Problem description => Every line in the records below with the string "value" is to be copied out.
Data to use: Begin
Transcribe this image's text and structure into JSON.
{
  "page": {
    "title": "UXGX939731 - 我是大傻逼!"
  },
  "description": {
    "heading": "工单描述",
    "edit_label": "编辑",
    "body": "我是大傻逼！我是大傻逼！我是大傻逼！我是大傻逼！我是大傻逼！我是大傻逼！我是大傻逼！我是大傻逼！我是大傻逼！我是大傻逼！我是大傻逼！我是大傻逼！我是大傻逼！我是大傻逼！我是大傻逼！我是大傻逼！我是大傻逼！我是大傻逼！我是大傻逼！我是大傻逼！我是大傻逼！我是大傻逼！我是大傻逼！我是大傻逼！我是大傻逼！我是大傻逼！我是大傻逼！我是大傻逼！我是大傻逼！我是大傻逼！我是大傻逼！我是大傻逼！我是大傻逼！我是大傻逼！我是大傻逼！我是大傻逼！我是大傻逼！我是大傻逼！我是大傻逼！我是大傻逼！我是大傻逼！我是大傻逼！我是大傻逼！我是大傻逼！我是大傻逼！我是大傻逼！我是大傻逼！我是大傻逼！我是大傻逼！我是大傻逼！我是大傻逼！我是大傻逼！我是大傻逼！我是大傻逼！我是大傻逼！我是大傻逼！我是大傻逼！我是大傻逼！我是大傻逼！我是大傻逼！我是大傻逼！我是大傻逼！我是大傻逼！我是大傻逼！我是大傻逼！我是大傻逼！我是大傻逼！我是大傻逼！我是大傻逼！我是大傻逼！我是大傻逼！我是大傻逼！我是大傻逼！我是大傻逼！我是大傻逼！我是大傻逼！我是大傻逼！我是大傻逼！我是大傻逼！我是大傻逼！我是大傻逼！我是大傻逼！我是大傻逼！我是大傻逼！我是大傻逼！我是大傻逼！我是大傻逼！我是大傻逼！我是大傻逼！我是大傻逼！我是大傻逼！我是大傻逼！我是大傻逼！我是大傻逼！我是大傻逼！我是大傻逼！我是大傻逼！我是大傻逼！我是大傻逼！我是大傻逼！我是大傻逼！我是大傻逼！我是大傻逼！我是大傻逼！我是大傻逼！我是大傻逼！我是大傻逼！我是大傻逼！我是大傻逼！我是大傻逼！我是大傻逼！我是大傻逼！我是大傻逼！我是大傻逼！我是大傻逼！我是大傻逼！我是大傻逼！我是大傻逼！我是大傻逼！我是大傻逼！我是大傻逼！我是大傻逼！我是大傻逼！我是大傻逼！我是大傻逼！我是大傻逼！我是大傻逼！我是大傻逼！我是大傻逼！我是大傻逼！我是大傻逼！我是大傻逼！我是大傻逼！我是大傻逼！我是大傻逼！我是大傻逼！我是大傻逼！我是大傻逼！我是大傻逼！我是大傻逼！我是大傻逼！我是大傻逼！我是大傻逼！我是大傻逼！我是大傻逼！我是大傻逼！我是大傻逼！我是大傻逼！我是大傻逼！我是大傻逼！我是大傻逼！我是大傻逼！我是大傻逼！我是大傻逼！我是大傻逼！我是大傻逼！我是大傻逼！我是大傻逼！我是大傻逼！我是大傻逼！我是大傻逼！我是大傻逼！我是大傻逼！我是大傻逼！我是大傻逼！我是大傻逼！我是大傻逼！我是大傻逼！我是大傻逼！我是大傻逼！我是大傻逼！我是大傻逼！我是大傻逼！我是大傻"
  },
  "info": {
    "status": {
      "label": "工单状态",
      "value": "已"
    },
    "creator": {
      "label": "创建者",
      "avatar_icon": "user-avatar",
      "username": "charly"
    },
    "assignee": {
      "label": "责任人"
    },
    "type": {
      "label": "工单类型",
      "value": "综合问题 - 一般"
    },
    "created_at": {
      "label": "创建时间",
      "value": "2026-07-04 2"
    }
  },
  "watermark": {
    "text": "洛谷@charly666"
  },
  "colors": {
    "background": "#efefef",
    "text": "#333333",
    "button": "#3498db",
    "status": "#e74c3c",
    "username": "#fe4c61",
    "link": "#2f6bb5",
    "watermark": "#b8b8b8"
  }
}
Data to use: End
Task output =>
      "value": "已"
      "value": "综合问题 - 一般"
      "value": "2026-07-04 2"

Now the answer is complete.